• _Exercise directions_
Reproduce all records below exactly.

┌─ Data records

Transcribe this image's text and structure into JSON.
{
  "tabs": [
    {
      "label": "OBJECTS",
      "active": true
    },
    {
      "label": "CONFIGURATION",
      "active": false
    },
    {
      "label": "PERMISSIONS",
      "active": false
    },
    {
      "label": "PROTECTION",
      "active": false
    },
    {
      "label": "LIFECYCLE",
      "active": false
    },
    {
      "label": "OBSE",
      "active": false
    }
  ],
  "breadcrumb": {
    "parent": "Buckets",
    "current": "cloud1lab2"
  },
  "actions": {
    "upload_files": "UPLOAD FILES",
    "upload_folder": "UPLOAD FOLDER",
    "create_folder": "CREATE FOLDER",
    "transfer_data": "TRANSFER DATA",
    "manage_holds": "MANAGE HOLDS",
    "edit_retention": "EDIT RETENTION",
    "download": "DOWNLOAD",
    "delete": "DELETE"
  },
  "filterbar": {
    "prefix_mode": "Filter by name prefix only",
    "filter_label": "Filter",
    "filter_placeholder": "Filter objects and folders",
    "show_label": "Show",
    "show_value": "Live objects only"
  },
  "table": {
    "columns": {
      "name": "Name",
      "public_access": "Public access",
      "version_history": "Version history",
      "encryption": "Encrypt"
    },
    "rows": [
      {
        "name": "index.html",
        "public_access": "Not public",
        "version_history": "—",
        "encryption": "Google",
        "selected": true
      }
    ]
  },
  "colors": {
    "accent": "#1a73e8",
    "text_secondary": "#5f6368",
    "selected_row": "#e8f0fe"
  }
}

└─

• _Solution_
Transcribe this image's text and structure into JSON.
{
  "tabs": [
    {
      "label": "OBJECTS",
      "active": true
    },
    {
      "label": "CONFIGURATION",
      "active": false
    },
    {
      "label": "PERMISSIONS",
      "active": false
    },
    {
      "label": "PROTECTION",
      "active": false
    },
    {
      "label": "LIFECYCLE",
      "active": false
    },
    {
      "label": "OBSE",
      "active": false
    }
  ],
  "breadcrumb": {
    "parent": "Buckets",
    "current": "cloud1lab2"
  },
  "actions": {
    "upload_files": "UPLOAD FILES",
    "upload_folder": "UPLOAD FOLDER",
    "create_folder": "CREATE FOLDER",
    "transfer_data": "TRANSFER DATA",
    "manage_holds": "MANAGE HOLDS",
    "edit_retention": "EDIT RETENTION",
    "download": "DOWNLOAD",
    "delete": "DELETE"
  },
  "filterbar": {
    "prefix_mode": "Filter by name prefix only",
    "filter_label": "Filter",
    "filter_placeholder": "Filter objects and folders",
    "show_label": "Show",
    "show_value": "Live objects only"
  },
  "table": {
    "columns": {
      "name": "Name",
      "public_access": "Public access",
      "version_history": "Version history",
      "encryption": "Encrypt"
    },
    "rows": [
      {
        "name": "index.html",
        "public_access": "Not public",
        "version_history": "—",
        "encryption": "Google",
        "selected": true
      }
    ]
  },
  "colors": {
    "accent": "#1a73e8",
    "text_secondary": "#5f6368",
    "selected_row": "#e8f0fe"
  }
}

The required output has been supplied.